I have a bit of a book club going on with my best friend Sam and my cousin Michelle (whom I refer to affectionately as Mush). Mush lives in California so she writes down lists of books that Sam and I should read and sends them to us. When she does this, I immediately log in to my Kindle Store and download samples of every book to my Kindle.
With Sam, it’s a bit easier. Whenever her and I get together, there is often a stack or two of books exchanged between us, Sam giving me her latest reads that I have to get through, and me doing the same. Needless to say, I have a bit of an overflowing bookshelf at the moment.
I have always been an avid reader. Growing up, my parents read to me, usually every night before bed at the very least. As I learned how to read on my own books became a fixture in my life. I quickly became that kid who went to the library and took out the maximum number of books only to return them, finished, a week later and take out some more.
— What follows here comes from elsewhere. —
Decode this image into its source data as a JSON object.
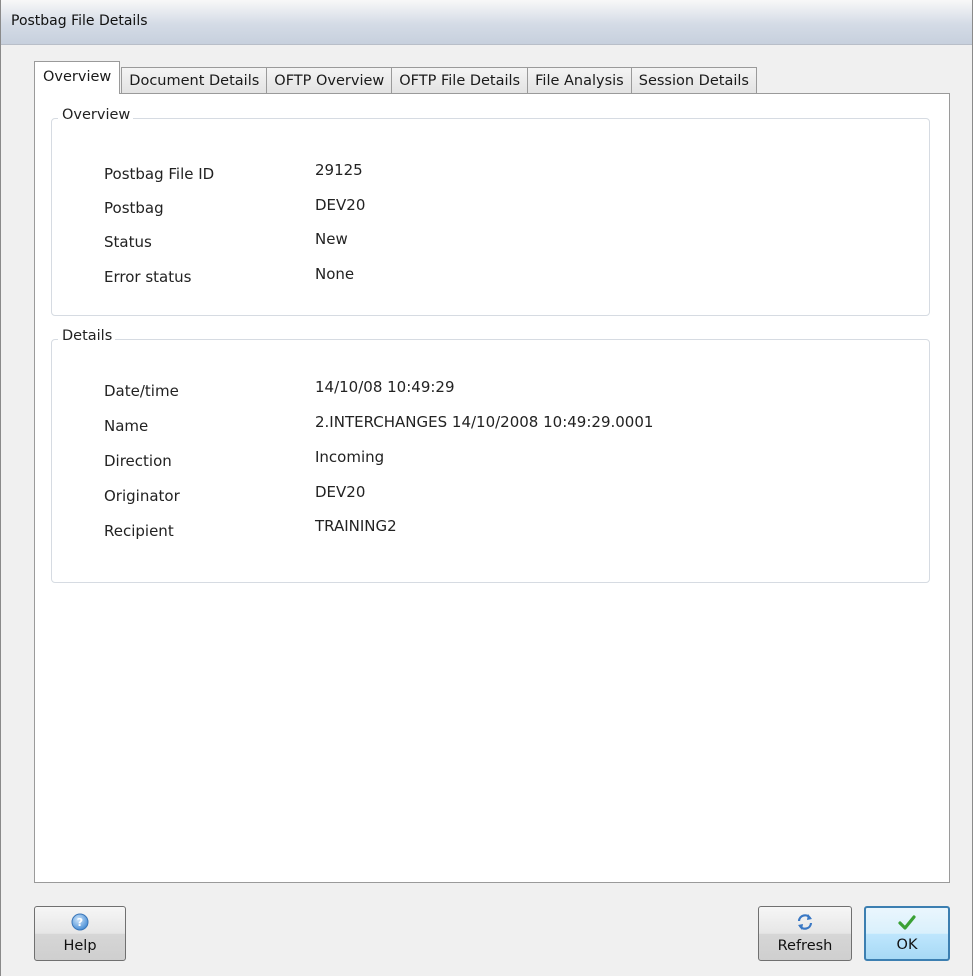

Throughout our school years, Mush spent her summers with me. We spent hours every day laying on a blanket in the backyard, a stack of books beside us, until we were called in for dinner. After dinner, we would go to my room and get cozy with even more books until my mom would see the light on under the door in the wee hours of the morning and tell us to go to sleep. The next morning we would beg to be taken to the library or Costco (cheap books in bulk, particularly Nancy Drew and the Hardy Boys, our favourites!) and the cycle would repeat.
Even all of these years later I still read books as if they’re going out of style. Time isn’t as readily at my disposal due to a little something called “adulting”, and I do go through dry spells where I get distracted by some other hobby or life in general. But in the end, I always come back to the books.
At the beginning of this year I made a goal on Goodreads to read 50 books over the course of 2018. With my book club in mind I knew that I would have no problem having enough books to fill the year with. I started strong by finishing about a book or two a week for the first couple of months. Then I got distracted by Netflix and forgot about reading for a while. At the beginning June I looked at my reading goal and realized with dismay that I was barely one-third done with my goal and the year was already half over. My husband and I were just about to get in our van and travel for the summer so I grabbed my Kindle and a stack of five books thinking that it would be enough to get me through the summer and I would have to just admit failure in my goal.
The first book I finished after not reading for a long time was “The Death of Mrs. Westaway” by Ruth Ware. I was introduced to Ware by Sam who lent me “In A Dark, Dark Wood” last year. I read that book in an entire sitting, late into the night and knew I had to get more of the author’s books. Not too long after that I finished “The Woman in Cabin 10” and waited patiently for “The Lying Game”. “The Woman in Cabin 10” was another great mystery and I liked it even more than the first book. Unfortunately “The Lying Game” was a disappointment that I couldn’t wait to get through. When the new book was announced I didn’t let my past disappointment turn me away though and pre-ordered it as soon as I could.
“The Death of Mrs. Westaway” was a fantastic recovery after “The Lying Game”. The book is about a young woman, Hal, who receives a letter informing her that her grandmother has passed away and inviting her to come to the wake and get the details of her inheritance worked out. Hal is, of course, confused as she knows that Mrs. Westaway is not her grandmother. But, being strapped for cash, and in a bad situation with a money-lender, she decides to go and pose as the heir and claim the money.
As things progress, Hal begins to learn more about the family and the more she learns the more confused and disturbed she is. Somehow she is in fact tied to this family, but she isn’t quite sure how. Her new-found relatives are very strange, and something is not right with her grandmother’s house and legacy left inside it. Hal quietly digs deeper and as she does, the story unfolds in a very Agatha Christie way.
I really enjoyed this book. The story was told very well and the plot and characters were very interesting. My favourite part of the book was the way it was written. The book is set in modern day, but the setting of the old gothic-Victorian manor and the way the characters act and speak with an air of wealth and sophistication made it feel like the book was set in that era. I felt the this was well-executed. I was constantly having to remind myself that it was not a Victorian-era novel but present day, and this combined with the bleak, wintry setting put my mind in a bit of a fog that made the plot more mysterious while at the same time swallowing me into the story. My only complaint is that the resolution of the mystery didn’t have enough build-up or ground-work for the particular solution the author provided. But, that in mind, I feel that it did work and didn’t take away from the book as a whole.
Reading this book left me wanting more, but unfortunately the author doesn’t have anything else out at the moment that I haven’t read. So, after I finished this book I tackled my stack of books and finished ten books in the last month and am almost halfway done my goal for the year. I guess I’ve got my groove back!
“The Death of Mrs. Westaway” by Ruth Ware